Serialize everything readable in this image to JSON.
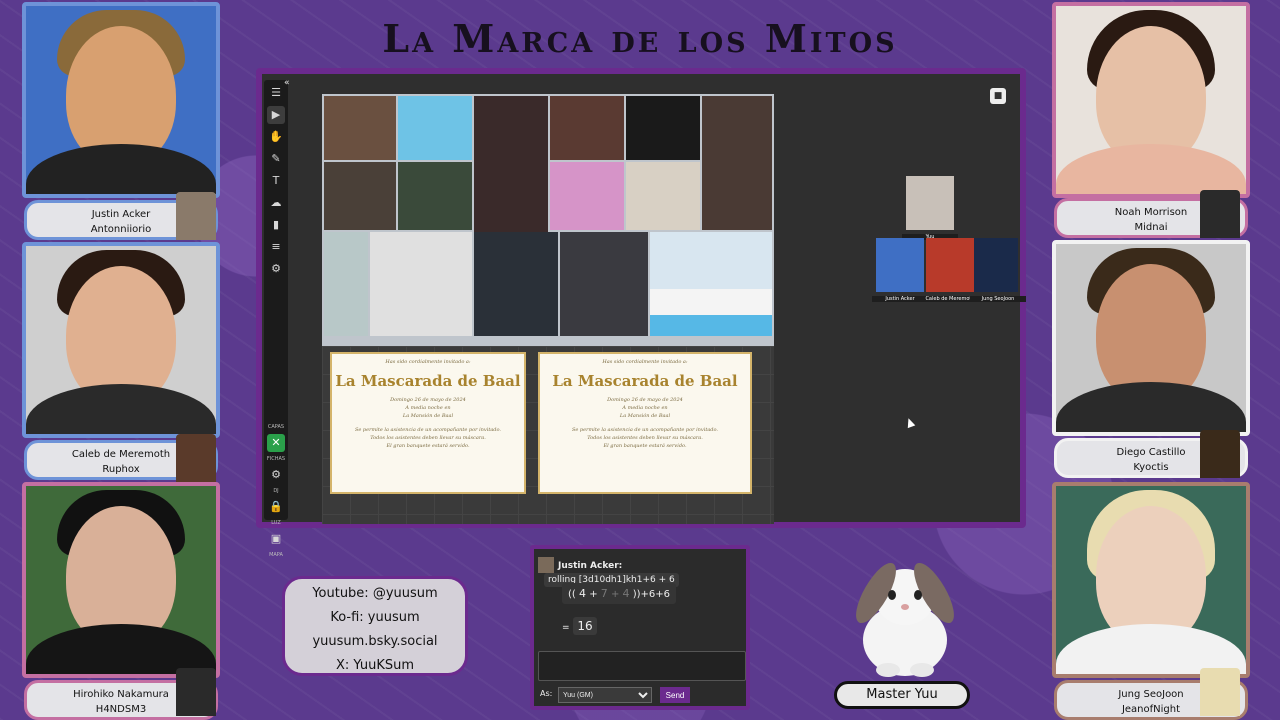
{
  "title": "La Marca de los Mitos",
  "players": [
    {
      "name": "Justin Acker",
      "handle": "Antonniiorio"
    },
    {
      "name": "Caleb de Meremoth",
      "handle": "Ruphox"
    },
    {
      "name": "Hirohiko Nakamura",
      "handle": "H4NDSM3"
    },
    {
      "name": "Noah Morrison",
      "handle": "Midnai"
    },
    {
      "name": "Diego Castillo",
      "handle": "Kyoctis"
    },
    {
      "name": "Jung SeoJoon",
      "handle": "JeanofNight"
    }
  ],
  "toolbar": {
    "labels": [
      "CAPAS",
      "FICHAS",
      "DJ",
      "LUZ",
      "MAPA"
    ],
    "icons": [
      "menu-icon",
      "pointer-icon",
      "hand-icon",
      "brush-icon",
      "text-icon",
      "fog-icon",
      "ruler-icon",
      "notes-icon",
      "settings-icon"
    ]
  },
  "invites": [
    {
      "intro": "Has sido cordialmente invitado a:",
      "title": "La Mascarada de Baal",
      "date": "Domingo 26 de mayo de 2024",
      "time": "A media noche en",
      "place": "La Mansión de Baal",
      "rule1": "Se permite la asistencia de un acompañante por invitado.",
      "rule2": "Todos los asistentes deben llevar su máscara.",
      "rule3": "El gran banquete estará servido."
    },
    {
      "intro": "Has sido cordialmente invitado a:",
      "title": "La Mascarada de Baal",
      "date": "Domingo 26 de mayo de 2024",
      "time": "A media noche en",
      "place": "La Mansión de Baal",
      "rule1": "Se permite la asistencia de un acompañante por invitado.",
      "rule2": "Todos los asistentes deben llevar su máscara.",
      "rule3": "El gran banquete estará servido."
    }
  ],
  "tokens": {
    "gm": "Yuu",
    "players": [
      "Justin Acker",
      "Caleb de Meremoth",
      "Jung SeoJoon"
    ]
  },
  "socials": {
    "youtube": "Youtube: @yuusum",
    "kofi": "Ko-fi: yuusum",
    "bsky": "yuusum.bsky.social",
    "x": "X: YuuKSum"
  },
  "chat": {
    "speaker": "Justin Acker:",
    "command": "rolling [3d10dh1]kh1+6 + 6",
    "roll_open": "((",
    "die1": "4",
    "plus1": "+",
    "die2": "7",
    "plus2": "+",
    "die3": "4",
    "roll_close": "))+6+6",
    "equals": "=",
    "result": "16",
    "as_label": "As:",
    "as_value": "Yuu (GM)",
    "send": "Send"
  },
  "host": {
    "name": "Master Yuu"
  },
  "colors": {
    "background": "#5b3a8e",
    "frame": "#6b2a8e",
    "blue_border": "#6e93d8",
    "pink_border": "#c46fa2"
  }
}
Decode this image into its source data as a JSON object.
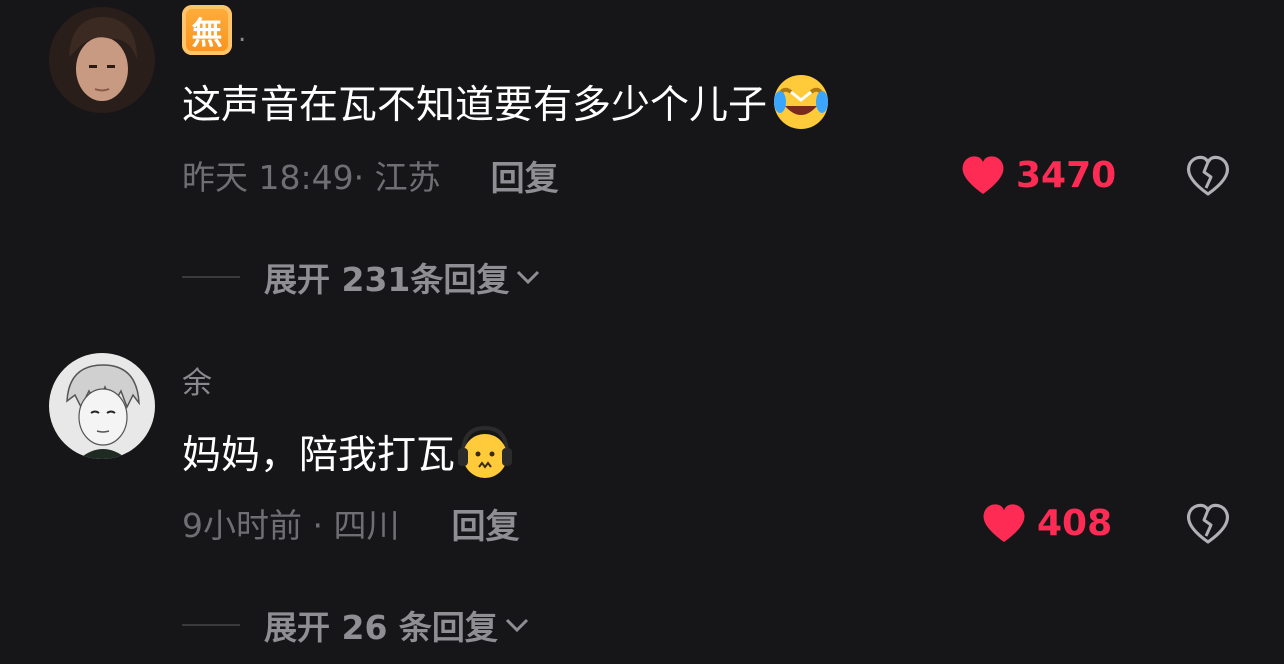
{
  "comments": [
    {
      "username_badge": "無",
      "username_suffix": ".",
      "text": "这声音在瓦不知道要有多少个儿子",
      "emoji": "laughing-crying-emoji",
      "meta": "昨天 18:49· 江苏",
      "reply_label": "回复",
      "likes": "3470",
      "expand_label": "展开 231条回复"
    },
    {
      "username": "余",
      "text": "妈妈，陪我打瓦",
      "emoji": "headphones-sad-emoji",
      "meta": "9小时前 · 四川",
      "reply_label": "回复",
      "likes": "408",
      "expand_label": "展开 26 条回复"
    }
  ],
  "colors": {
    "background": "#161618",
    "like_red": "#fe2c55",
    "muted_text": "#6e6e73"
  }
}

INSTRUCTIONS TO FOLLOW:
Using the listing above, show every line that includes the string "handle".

TASK SOLUTION:
      "handle": "Antonniiorio"
      "handle": "Ruphox"
      "handle": "H4NDSM3"
      "handle": "Midnai"
      "handle": "Kyoctis"
      "handle": "JeanofNight"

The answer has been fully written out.